*Your assignment*.
Here the requirement is to repeat every record exactly, in full.

*Web page and app entries*.
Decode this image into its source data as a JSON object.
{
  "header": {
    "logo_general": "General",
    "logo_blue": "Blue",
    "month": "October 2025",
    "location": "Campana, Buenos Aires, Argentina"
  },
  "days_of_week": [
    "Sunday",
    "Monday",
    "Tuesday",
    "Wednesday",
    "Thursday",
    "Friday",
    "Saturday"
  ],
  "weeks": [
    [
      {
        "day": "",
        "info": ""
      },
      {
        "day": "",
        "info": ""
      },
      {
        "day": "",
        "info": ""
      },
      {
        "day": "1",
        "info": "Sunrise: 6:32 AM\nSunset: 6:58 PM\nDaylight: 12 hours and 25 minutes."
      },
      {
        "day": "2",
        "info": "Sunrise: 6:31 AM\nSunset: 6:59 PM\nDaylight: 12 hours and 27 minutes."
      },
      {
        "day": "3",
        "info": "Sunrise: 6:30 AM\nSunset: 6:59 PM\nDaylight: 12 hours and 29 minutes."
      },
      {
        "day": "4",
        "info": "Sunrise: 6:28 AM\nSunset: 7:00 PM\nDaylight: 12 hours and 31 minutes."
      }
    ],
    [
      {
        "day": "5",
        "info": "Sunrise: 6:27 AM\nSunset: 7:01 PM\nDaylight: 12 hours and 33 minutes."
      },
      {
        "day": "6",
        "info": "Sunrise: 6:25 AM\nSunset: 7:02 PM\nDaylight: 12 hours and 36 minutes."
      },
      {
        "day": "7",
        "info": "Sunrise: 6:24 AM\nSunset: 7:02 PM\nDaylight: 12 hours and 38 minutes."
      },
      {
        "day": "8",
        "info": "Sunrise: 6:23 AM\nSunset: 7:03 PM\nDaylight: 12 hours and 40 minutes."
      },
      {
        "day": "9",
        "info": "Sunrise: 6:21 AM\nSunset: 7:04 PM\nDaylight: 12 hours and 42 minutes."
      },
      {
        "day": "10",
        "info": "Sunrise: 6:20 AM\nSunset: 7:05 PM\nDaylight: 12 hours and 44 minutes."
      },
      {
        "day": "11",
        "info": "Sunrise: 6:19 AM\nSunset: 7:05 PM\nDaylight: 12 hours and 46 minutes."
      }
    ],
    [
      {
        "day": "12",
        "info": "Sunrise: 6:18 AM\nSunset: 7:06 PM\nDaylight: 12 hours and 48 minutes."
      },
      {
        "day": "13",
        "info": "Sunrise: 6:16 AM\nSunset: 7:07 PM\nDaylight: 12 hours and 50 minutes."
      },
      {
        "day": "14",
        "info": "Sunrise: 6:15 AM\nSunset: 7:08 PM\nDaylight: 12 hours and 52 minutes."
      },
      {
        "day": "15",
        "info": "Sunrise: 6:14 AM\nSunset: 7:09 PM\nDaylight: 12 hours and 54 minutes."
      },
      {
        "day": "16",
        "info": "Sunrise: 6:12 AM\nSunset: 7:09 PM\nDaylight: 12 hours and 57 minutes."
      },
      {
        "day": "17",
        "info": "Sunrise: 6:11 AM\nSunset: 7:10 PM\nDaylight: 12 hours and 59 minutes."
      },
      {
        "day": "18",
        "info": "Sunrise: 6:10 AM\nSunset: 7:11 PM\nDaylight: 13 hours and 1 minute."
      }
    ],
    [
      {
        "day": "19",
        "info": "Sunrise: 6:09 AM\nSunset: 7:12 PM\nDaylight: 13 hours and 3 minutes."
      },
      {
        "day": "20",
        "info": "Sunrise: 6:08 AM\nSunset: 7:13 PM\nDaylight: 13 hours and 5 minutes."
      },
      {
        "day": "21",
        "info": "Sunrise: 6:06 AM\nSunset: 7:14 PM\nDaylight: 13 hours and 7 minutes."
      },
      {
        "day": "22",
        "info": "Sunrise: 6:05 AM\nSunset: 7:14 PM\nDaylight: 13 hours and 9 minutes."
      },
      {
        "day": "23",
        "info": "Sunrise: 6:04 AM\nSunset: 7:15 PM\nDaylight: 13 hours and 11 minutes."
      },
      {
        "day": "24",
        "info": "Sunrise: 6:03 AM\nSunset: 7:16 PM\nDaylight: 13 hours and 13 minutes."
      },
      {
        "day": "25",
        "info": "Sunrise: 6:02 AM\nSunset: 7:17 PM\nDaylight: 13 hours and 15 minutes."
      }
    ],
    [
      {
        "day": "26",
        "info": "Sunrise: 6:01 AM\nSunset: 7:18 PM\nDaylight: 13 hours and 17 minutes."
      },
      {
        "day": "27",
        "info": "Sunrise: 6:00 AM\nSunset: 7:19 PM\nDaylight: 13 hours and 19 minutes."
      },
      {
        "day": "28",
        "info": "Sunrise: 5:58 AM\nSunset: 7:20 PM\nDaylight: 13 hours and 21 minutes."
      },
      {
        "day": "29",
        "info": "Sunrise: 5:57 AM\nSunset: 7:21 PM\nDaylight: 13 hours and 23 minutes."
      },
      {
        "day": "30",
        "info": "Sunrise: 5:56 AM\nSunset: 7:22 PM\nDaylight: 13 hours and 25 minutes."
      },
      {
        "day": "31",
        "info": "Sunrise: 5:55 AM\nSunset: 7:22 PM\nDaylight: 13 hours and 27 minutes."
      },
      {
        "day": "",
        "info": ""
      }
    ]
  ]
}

*Response for this exercise*.
Decode this image into its source data as a JSON object.
{
  "header": {
    "logo_general": "General",
    "logo_blue": "Blue",
    "month": "October 2025",
    "location": "Campana, Buenos Aires, Argentina"
  },
  "days_of_week": [
    "Sunday",
    "Monday",
    "Tuesday",
    "Wednesday",
    "Thursday",
    "Friday",
    "Saturday"
  ],
  "weeks": [
    [
      {
        "day": "",
        "info": ""
      },
      {
        "day": "",
        "info": ""
      },
      {
        "day": "",
        "info": ""
      },
      {
        "day": "1",
        "info": "Sunrise: 6:32 AM\nSunset: 6:58 PM\nDaylight: 12 hours and 25 minutes."
      },
      {
        "day": "2",
        "info": "Sunrise: 6:31 AM\nSunset: 6:59 PM\nDaylight: 12 hours and 27 minutes."
      },
      {
        "day": "3",
        "info": "Sunrise: 6:30 AM\nSunset: 6:59 PM\nDaylight: 12 hours and 29 minutes."
      },
      {
        "day": "4",
        "info": "Sunrise: 6:28 AM\nSunset: 7:00 PM\nDaylight: 12 hours and 31 minutes."
      }
    ],
    [
      {
        "day": "5",
        "info": "Sunrise: 6:27 AM\nSunset: 7:01 PM\nDaylight: 12 hours and 33 minutes."
      },
      {
        "day": "6",
        "info": "Sunrise: 6:25 AM\nSunset: 7:02 PM\nDaylight: 12 hours and 36 minutes."
      },
      {
        "day": "7",
        "info": "Sunrise: 6:24 AM\nSunset: 7:02 PM\nDaylight: 12 hours and 38 minutes."
      },
      {
        "day": "8",
        "info": "Sunrise: 6:23 AM\nSunset: 7:03 PM\nDaylight: 12 hours and 40 minutes."
      },
      {
        "day": "9",
        "info": "Sunrise: 6:21 AM\nSunset: 7:04 PM\nDaylight: 12 hours and 42 minutes."
      },
      {
        "day": "10",
        "info": "Sunrise: 6:20 AM\nSunset: 7:05 PM\nDaylight: 12 hours and 44 minutes."
      },
      {
        "day": "11",
        "info": "Sunrise: 6:19 AM\nSunset: 7:05 PM\nDaylight: 12 hours and 46 minutes."
      }
    ],
    [
      {
        "day": "12",
        "info": "Sunrise: 6:18 AM\nSunset: 7:06 PM\nDaylight: 12 hours and 48 minutes."
      },
      {
        "day": "13",
        "info": "Sunrise: 6:16 AM\nSunset: 7:07 PM\nDaylight: 12 hours and 50 minutes."
      },
      {
        "day": "14",
        "info": "Sunrise: 6:15 AM\nSunset: 7:08 PM\nDaylight: 12 hours and 52 minutes."
      },
      {
        "day": "15",
        "info": "Sunrise: 6:14 AM\nSunset: 7:09 PM\nDaylight: 12 hours and 54 minutes."
      },
      {
        "day": "16",
        "info": "Sunrise: 6:12 AM\nSunset: 7:09 PM\nDaylight: 12 hours and 57 minutes."
      },
      {
        "day": "17",
        "info": "Sunrise: 6:11 AM\nSunset: 7:10 PM\nDaylight: 12 hours and 59 minutes."
      },
      {
        "day": "18",
        "info": "Sunrise: 6:10 AM\nSunset: 7:11 PM\nDaylight: 13 hours and 1 minute."
      }
    ],
    [
      {
        "day": "19",
        "info": "Sunrise: 6:09 AM\nSunset: 7:12 PM\nDaylight: 13 hours and 3 minutes."
      },
      {
        "day": "20",
        "info": "Sunrise: 6:08 AM\nSunset: 7:13 PM\nDaylight: 13 hours and 5 minutes."
      },
      {
        "day": "21",
        "info": "Sunrise: 6:06 AM\nSunset: 7:14 PM\nDaylight: 13 hours and 7 minutes."
      },
      {
        "day": "22",
        "info": "Sunrise: 6:05 AM\nSunset: 7:14 PM\nDaylight: 13 hours and 9 minutes."
      },
      {
        "day": "23",
        "info": "Sunrise: 6:04 AM\nSunset: 7:15 PM\nDaylight: 13 hours and 11 minutes."
      },
      {
        "day": "24",
        "info": "Sunrise: 6:03 AM\nSunset: 7:16 PM\nDaylight: 13 hours and 13 minutes."
      },
      {
        "day": "25",
        "info": "Sunrise: 6:02 AM\nSunset: 7:17 PM\nDaylight: 13 hours and 15 minutes."
      }
    ],
    [
      {
        "day": "26",
        "info": "Sunrise: 6:01 AM\nSunset: 7:18 PM\nDaylight: 13 hours and 17 minutes."
      },
      {
        "day": "27",
        "info": "Sunrise: 6:00 AM\nSunset: 7:19 PM\nDaylight: 13 hours and 19 minutes."
      },
      {
        "day": "28",
        "info": "Sunrise: 5:58 AM\nSunset: 7:20 PM\nDaylight: 13 hours and 21 minutes."
      },
      {
        "day": "29",
        "info": "Sunrise: 5:57 AM\nSunset: 7:21 PM\nDaylight: 13 hours and 23 minutes."
      },
      {
        "day": "30",
        "info": "Sunrise: 5:56 AM\nSunset: 7:22 PM\nDaylight: 13 hours and 25 minutes."
      },
      {
        "day": "31",
        "info": "Sunrise: 5:55 AM\nSunset: 7:22 PM\nDaylight: 13 hours and 27 minutes."
      },
      {
        "day": "",
        "info": ""
      }
    ]
  ]
}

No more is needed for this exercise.